THE TASK: Gather every line from the entries below that includes "data".
- - -
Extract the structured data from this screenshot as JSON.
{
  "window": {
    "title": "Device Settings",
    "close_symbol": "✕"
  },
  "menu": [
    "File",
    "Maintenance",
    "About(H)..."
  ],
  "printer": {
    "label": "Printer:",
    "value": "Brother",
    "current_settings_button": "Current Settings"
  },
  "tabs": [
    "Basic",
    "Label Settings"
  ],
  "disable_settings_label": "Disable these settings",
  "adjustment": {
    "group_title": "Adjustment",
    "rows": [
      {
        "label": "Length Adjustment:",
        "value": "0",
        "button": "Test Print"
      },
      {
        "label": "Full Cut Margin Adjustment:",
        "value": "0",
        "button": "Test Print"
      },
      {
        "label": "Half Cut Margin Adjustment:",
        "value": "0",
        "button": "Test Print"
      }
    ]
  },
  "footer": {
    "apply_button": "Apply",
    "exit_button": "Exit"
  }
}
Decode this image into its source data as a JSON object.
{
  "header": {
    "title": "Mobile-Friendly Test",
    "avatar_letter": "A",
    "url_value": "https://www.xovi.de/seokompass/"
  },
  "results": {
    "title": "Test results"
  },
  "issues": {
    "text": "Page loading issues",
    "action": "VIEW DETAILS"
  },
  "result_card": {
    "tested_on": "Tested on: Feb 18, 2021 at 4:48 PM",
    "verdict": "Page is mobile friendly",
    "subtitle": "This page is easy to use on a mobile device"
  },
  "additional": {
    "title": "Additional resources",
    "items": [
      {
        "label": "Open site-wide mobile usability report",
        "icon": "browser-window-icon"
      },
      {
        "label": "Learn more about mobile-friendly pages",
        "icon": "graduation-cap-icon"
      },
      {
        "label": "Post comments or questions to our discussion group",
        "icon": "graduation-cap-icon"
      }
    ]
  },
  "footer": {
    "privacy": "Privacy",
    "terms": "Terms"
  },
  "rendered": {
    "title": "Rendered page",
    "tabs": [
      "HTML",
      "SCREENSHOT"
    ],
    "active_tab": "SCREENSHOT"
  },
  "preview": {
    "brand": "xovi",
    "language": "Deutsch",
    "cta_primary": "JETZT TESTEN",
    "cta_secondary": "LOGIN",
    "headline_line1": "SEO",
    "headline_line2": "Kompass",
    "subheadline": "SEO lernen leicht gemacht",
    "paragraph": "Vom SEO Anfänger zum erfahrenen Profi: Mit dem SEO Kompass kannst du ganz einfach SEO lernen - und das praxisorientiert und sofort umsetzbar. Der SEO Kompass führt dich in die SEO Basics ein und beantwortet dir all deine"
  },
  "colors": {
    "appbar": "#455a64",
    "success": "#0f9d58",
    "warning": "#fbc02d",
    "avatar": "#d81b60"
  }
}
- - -
RESPONSE FOR THIS EXERCISE:
Extract the structured data from this screenshot as JSON.
Decode this image into its source data as a JSON object.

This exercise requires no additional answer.